March 17, 2009, the Wildcats returned to Memorial Coliseum to play in the first round of the N.I.T. Coach Gillispie led the Cats to victory over UNLV 70-60. The last time Kentucky played in Memorial was in 1976. Gillispie’s one game in Memorial put him in the elite company to have coached the Cats in the Coliseum. It was Gillispie’s last game coached in Kentucky. The team won one more N.I.T. game and lost in the quarterfinals.
March 17, 2020, a Nelson County man checked himself out of a hospital and told authorities he would not self-isolate after testing positive for the coronavirus. He eventually cooperated, but Nelson County Judge-Executive Dean Watts declared a State of Emergency and posted police outside his house.
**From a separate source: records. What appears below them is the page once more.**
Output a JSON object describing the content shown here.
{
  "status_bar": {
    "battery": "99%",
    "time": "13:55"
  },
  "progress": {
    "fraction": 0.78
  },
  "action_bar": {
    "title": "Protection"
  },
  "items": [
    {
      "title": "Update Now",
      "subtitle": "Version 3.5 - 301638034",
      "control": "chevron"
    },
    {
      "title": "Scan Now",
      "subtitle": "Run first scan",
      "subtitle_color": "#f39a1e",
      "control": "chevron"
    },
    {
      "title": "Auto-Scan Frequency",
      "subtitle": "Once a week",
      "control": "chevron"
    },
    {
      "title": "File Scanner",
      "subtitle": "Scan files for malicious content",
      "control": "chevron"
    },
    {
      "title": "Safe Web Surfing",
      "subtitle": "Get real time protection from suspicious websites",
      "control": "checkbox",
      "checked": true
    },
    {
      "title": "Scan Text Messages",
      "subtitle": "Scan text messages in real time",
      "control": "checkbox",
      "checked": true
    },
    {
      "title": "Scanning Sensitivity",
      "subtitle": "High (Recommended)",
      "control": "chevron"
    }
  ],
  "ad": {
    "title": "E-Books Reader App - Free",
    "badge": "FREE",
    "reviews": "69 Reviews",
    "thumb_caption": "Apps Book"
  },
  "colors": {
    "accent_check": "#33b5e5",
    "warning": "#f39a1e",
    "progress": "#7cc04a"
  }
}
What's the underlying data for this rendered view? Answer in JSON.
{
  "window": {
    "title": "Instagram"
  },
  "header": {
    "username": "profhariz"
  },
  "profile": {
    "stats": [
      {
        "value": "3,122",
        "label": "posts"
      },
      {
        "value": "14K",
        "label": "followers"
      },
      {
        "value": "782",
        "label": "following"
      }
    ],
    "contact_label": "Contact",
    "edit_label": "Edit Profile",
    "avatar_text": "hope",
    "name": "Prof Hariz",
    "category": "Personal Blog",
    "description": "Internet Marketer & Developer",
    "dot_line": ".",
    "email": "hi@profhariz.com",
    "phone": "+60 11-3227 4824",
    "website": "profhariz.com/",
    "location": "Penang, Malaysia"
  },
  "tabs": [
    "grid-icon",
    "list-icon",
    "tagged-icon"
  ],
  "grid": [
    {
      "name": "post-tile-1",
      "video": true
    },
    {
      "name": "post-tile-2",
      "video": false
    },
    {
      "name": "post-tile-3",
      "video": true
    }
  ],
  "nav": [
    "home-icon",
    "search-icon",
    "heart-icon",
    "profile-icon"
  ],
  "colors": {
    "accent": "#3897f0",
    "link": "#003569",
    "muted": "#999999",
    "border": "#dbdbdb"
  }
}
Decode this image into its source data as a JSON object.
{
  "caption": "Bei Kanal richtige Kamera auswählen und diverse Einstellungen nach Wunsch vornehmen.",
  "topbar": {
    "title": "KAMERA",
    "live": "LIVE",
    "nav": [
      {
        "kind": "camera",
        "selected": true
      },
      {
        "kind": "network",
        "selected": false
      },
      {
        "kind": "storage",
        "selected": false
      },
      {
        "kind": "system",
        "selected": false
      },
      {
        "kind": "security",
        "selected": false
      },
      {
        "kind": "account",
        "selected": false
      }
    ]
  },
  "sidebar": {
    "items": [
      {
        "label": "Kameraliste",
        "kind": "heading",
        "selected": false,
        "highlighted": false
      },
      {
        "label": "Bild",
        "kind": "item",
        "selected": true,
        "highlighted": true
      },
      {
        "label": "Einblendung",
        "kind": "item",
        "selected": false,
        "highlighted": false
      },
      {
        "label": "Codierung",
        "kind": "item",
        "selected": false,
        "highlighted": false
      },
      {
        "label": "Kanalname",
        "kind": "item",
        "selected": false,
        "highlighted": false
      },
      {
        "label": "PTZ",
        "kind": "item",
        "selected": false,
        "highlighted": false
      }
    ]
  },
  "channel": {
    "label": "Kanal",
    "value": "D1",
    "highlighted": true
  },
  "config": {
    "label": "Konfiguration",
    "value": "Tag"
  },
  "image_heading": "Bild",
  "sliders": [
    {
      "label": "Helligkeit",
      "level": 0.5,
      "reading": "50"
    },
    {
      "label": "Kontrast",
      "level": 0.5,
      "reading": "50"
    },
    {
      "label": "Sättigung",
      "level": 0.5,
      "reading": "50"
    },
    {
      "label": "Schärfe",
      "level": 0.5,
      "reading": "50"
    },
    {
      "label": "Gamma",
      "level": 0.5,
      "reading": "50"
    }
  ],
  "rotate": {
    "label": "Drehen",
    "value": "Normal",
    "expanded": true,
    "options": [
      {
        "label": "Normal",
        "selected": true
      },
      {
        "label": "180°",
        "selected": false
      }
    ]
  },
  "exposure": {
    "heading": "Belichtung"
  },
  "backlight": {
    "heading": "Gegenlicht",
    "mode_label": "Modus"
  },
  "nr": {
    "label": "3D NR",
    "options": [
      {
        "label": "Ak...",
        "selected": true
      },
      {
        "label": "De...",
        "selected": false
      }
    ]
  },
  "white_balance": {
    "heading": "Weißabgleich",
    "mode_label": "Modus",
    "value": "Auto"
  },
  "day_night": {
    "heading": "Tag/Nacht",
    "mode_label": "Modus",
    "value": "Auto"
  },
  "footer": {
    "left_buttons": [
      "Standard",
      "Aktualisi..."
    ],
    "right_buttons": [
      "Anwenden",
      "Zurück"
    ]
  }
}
March 17, 2021, as the clock neared midnight, Kentucky legislators rushed more tax breaks for large corporations and others doing business in the Commonwealth, adding to the already billions of dollars given away. In the meantime, Governor A. Beashear states. “We are close to the finish line but we can’t give up yet. Keep masking up, keep social distancing, and get vaccinated when it is your turn. Let’s see this through till the end of the fight.”